• Task to carry out: Your task is to write out the complete listing exactly as it is shown.

• Supplied data:
=-=-=
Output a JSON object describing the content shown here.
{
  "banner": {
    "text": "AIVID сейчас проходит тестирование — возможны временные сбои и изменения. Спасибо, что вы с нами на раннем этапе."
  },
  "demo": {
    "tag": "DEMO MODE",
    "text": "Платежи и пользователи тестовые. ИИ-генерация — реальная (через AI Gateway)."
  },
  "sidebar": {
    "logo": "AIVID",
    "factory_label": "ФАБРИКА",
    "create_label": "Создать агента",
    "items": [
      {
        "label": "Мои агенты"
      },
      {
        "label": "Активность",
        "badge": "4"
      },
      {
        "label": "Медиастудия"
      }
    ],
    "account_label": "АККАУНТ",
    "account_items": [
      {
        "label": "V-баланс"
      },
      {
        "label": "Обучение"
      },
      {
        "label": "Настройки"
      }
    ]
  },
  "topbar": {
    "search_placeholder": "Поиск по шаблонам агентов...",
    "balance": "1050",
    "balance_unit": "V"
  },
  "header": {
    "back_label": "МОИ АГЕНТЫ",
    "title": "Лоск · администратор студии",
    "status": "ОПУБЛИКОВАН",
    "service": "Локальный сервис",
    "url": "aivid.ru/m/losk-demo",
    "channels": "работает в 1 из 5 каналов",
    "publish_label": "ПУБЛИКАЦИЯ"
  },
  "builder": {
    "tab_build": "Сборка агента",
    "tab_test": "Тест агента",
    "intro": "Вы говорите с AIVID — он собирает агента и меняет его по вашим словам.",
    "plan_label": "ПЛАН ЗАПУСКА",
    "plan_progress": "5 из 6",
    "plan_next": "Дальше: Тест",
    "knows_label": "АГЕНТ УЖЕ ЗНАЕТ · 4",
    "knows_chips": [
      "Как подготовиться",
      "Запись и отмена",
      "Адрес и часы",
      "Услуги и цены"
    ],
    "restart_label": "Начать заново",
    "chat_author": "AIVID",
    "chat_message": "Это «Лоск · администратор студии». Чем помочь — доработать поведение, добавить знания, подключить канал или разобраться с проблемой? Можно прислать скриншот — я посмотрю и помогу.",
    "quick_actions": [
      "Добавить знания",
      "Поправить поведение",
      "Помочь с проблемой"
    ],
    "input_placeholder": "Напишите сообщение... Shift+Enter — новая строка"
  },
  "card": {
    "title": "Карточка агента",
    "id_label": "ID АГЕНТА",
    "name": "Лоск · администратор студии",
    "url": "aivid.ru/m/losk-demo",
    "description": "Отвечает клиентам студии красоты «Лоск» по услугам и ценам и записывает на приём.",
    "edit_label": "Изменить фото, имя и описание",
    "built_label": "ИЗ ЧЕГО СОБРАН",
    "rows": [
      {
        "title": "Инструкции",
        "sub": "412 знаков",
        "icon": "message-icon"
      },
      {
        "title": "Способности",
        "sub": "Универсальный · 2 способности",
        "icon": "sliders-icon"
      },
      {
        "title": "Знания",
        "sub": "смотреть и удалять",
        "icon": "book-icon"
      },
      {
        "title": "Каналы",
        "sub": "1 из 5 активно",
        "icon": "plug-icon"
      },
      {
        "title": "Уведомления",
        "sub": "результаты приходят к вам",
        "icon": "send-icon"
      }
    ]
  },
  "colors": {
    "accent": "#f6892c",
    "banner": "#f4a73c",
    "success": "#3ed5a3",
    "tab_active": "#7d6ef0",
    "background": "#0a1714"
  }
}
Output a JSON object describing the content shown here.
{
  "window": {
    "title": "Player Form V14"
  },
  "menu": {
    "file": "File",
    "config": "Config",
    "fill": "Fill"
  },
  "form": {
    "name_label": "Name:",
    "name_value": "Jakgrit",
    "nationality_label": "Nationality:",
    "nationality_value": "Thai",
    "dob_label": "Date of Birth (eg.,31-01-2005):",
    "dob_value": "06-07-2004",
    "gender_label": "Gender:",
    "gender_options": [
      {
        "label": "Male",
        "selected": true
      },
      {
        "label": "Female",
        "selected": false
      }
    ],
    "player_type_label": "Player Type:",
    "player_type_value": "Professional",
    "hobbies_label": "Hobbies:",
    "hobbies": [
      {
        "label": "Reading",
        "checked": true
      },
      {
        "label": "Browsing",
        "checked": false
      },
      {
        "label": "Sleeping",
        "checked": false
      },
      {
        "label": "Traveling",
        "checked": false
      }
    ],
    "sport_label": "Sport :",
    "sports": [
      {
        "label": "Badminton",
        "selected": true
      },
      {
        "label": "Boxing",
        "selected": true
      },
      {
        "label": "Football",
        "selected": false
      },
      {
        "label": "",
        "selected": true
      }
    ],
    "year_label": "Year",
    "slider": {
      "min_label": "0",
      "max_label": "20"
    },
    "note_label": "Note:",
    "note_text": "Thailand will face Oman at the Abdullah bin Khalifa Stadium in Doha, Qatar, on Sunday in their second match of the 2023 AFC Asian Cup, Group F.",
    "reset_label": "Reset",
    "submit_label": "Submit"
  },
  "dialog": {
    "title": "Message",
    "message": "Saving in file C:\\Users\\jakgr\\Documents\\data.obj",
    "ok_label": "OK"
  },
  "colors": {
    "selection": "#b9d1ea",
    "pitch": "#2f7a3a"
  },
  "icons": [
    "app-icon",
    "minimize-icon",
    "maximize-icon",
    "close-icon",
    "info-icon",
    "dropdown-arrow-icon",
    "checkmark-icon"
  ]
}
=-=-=
• Output of the exercise:
Output a JSON object describing the content shown here.
{
  "banner": {
    "text": "AIVID сейчас проходит тестирование — возможны временные сбои и изменения. Спасибо, что вы с нами на раннем этапе."
  },
  "demo": {
    "tag": "DEMO MODE",
    "text": "Платежи и пользователи тестовые. ИИ-генерация — реальная (через AI Gateway)."
  },
  "sidebar": {
    "logo": "AIVID",
    "factory_label": "ФАБРИКА",
    "create_label": "Создать агента",
    "items": [
      {
        "label": "Мои агенты"
      },
      {
        "label": "Активность",
        "badge": "4"
      },
      {
        "label": "Медиастудия"
      }
    ],
    "account_label": "АККАУНТ",
    "account_items": [
      {
        "label": "V-баланс"
      },
      {
        "label": "Обучение"
      },
      {
        "label": "Настройки"
      }
    ]
  },
  "topbar": {
    "search_placeholder": "Поиск по шаблонам агентов...",
    "balance": "1050",
    "balance_unit": "V"
  },
  "header": {
    "back_label": "МОИ АГЕНТЫ",
    "title": "Лоск · администратор студии",
    "status": "ОПУБЛИКОВАН",
    "service": "Локальный сервис",
    "url": "aivid.ru/m/losk-demo",
    "channels": "работает в 1 из 5 каналов",
    "publish_label": "ПУБЛИКАЦИЯ"
  },
  "builder": {
    "tab_build": "Сборка агента",
    "tab_test": "Тест агента",
    "intro": "Вы говорите с AIVID — он собирает агента и меняет его по вашим словам.",
    "plan_label": "ПЛАН ЗАПУСКА",
    "plan_progress": "5 из 6",
    "plan_next": "Дальше: Тест",
    "knows_label": "АГЕНТ УЖЕ ЗНАЕТ · 4",
    "knows_chips": [
      "Как подготовиться",
      "Запись и отмена",
      "Адрес и часы",
      "Услуги и цены"
    ],
    "restart_label": "Начать заново",
    "chat_author": "AIVID",
    "chat_message": "Это «Лоск · администратор студии». Чем помочь — доработать поведение, добавить знания, подключить канал или разобраться с проблемой? Можно прислать скриншот — я посмотрю и помогу.",
    "quick_actions": [
      "Добавить знания",
      "Поправить поведение",
      "Помочь с проблемой"
    ],
    "input_placeholder": "Напишите сообщение... Shift+Enter — новая строка"
  },
  "card": {
    "title": "Карточка агента",
    "id_label": "ID АГЕНТА",
    "name": "Лоск · администратор студии",
    "url": "aivid.ru/m/losk-demo",
    "description": "Отвечает клиентам студии красоты «Лоск» по услугам и ценам и записывает на приём.",
    "edit_label": "Изменить фото, имя и описание",
    "built_label": "ИЗ ЧЕГО СОБРАН",
    "rows": [
      {
        "title": "Инструкции",
        "sub": "412 знаков",
        "icon": "message-icon"
      },
      {
        "title": "Способности",
        "sub": "Универсальный · 2 способности",
        "icon": "sliders-icon"
      },
      {
        "title": "Знания",
        "sub": "смотреть и удалять",
        "icon": "book-icon"
      },
      {
        "title": "Каналы",
        "sub": "1 из 5 активно",
        "icon": "plug-icon"
      },
      {
        "title": "Уведомления",
        "sub": "результаты приходят к вам",
        "icon": "send-icon"
      }
    ]
  },
  "colors": {
    "accent": "#f6892c",
    "banner": "#f4a73c",
    "success": "#3ed5a3",
    "tab_active": "#7d6ef0",
    "background": "#0a1714"
  }
}
Output a JSON object describing the content shown here.
{
  "window": {
    "title": "Player Form V14"
  },
  "menu": {
    "file": "File",
    "config": "Config",
    "fill": "Fill"
  },
  "form": {
    "name_label": "Name:",
    "name_value": "Jakgrit",
    "nationality_label": "Nationality:",
    "nationality_value": "Thai",
    "dob_label": "Date of Birth (eg.,31-01-2005):",
    "dob_value": "06-07-2004",
    "gender_label": "Gender:",
    "gender_options": [
      {
        "label": "Male",
        "selected": true
      },
      {
        "label": "Female",
        "selected": false
      }
    ],
    "player_type_label": "Player Type:",
    "player_type_value": "Professional",
    "hobbies_label": "Hobbies:",
    "hobbies": [
      {
        "label": "Reading",
        "checked": true
      },
      {
        "label": "Browsing",
        "checked": false
      },
      {
        "label": "Sleeping",
        "checked": false
      },
      {
        "label": "Traveling",
        "checked": false
      }
    ],
    "sport_label": "Sport :",
    "sports": [
      {
        "label": "Badminton",
        "selected": true
      },
      {
        "label": "Boxing",
        "selected": true
      },
      {
        "label": "Football",
        "selected": false
      },
      {
        "label": "",
        "selected": true
      }
    ],
    "year_label": "Year",
    "slider": {
      "min_label": "0",
      "max_label": "20"
    },
    "note_label": "Note:",
    "note_text": "Thailand will face Oman at the Abdullah bin Khalifa Stadium in Doha, Qatar, on Sunday in their second match of the 2023 AFC Asian Cup, Group F.",
    "reset_label": "Reset",
    "submit_label": "Submit"
  },
  "dialog": {
    "title": "Message",
    "message": "Saving in file C:\\Users\\jakgr\\Documents\\data.obj",
    "ok_label": "OK"
  },
  "colors": {
    "selection": "#b9d1ea",
    "pitch": "#2f7a3a"
  },
  "icons": [
    "app-icon",
    "minimize-icon",
    "maximize-icon",
    "close-icon",
    "info-icon",
    "dropdown-arrow-icon",
    "checkmark-icon"
  ]
}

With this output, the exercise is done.